2012 Bass Pro Shops Northern Open #2 Detroit River - Detroit, MI, Jul 19 - 21, 2012

The Brazilian connection

Church relationships led them instead Fort Mill, S.C. and Lake Wylie. They’ve been there ever since. Once settled, Malucelli lived his next dream: to fish a B.A.S.S. tournament. It was a memorable experience in 2008 at the Elite Series event held on Falcon Lake, Texas.

His Day One partner was Rick Clunn.

“I jumped into the boat and I hugged him,” recalled Malucelli. “He never understood why because my English wasn’t as good as now. For me, it was a dream. I watched him in 1985 and later on The Bassmasters.”

The next day he was paired with Shaw Grigsby, another hero.

“From that point on, I understood why this sport is so good here,” he continued. “You have such a great level of anglers that are also great people. They have the patience and elegance to know how to teach you the sport.”

The new unofficial B.A.S.S. ambassador from Brazil had this to say when interviewed at the second Northern Open of 2012 in Detroit.

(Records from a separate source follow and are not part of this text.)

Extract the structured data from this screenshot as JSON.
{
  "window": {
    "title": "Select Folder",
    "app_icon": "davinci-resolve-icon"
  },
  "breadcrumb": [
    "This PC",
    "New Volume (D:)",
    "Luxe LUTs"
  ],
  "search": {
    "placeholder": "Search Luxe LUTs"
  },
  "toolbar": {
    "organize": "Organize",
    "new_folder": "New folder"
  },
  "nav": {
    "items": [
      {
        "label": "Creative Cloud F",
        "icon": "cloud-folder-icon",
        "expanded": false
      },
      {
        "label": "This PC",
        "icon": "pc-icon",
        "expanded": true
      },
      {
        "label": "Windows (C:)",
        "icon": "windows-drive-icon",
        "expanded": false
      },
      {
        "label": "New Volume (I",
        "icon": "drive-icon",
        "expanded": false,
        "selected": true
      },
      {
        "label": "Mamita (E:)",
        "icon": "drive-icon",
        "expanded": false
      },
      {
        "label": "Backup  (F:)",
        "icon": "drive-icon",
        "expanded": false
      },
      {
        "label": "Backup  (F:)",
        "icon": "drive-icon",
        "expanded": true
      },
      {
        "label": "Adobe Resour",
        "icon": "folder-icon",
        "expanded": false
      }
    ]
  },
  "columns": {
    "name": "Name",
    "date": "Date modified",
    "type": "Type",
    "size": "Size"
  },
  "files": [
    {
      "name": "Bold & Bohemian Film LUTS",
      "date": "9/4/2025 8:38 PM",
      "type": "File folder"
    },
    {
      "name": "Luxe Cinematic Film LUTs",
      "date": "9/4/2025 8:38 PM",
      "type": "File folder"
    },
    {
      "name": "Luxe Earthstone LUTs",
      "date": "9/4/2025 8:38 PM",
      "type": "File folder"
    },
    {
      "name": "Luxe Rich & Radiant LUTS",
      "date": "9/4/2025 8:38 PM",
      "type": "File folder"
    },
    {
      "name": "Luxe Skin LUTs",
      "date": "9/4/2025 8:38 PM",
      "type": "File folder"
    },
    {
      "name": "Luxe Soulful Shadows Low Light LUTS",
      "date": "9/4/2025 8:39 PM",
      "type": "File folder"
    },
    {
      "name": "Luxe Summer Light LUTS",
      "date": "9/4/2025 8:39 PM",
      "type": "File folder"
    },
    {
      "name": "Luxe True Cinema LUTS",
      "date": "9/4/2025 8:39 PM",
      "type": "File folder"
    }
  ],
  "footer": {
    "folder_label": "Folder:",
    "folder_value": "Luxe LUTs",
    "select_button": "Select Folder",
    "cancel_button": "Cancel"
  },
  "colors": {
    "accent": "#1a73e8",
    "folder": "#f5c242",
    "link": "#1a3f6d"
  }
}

“I don’t understand why there are not 1,000 people standing in line to be co-anglers in B.A.S.S. This is the best experience ever. Like today, I had a local angler and we caught fish all day long. I learned a lot from him and made a new friend. It’s unbeatable.”

Malucelli, now 45, said The Bassmasters TV series continues to be a vital connection to the growing contingent of bass anglers in Brazil. Bass clubs are organizing. A national championship attracts upwards of 200 anglers. The Brazilian economy is booming, and the anglers want the same lures as their American counterparts.

The Bassmasters show changed the course of bass fishing for us in Brazil,” he said. There’s a blue peacock bass that is very similar to the largemouth. Before, we only thought it was a summertime fish to be caught on topwater. Then we saw American pros catching largemouth with deep crankbaits and big jigs in deep water. So we did that, too. And now we can catch the blue peacock year-round.”

The American techniques have also brought shallow water success to the Brazilians.

“Before all we knew was topwater fishing for the largemouth and peacock bass,” he said. “But now guys are flipping and pitching, using the same techniques they see on the TV show.”

Conservation and catch-and-release are also catching on.

“B.A.S.S. as an organization is very important for us,” he said. “That is because you showed us a different side of fishing. Fishing in Brazil has always been about going out, catching something and bringing it to the table. And what we learned from B.A.S.S. was catch and release, the sporting side and the conservation side.”

Bass fishing in Brazil is where it was in the United States back in the 1980s, when The Bassmasters became a TV hit. Coincidentally, a new TV network just launched to feed the insatiable desire for knowledge by Brazilian bass anglers.

“It’s called FishTV and will be on 24 hours a day,” said Malucelli. “It will help us promote the sport, the catch-and-release, and make bass fishing just as great in our country.”

“We are so grateful to what B.A.S.S. has done for us and what the future might bring for anglers like me.”